Happy Mother’s Day
In 1914, Woodrow Wilson signed a measure that proclaimed the second Sunday in May to be Mother’s Day. This was the culmination of an aggressive, persistent letter writing campaign by Anna Jarvis who argued, among other things, that the national holidays of the times were too male oriented, that women were not represented fairly. When Wilson signed the measure, her goal to see the holiday on the calendar was realized.
Anna Jarvis had envisioned the holiday as a private day between mothers and their families or a day spent in church service. However, she quickly became disillusioned as businesses promoted the holiday through cards and flowers, commercializing this sacred day. Towards the end of her life, she urged people to stop buying cards and flowers in honor of this day. Ironically, she was so disgusted by the whole thing that by the end of her life in 1948, she had started another campaign.
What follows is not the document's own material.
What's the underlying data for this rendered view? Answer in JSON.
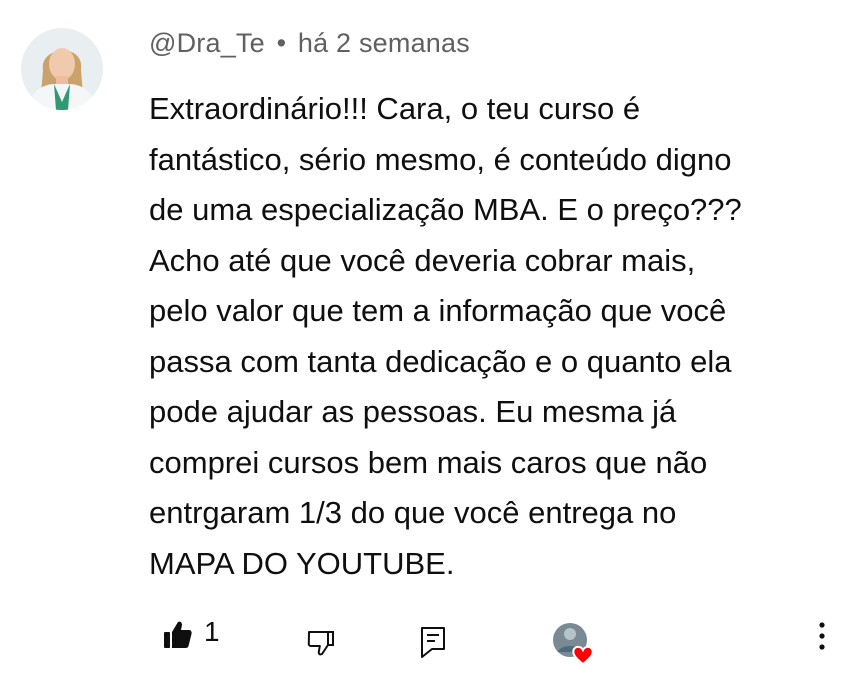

She wanted the holiday removed from the calendar.
Of course, she did not succeed, so I must say Happy Mother’s Day to all.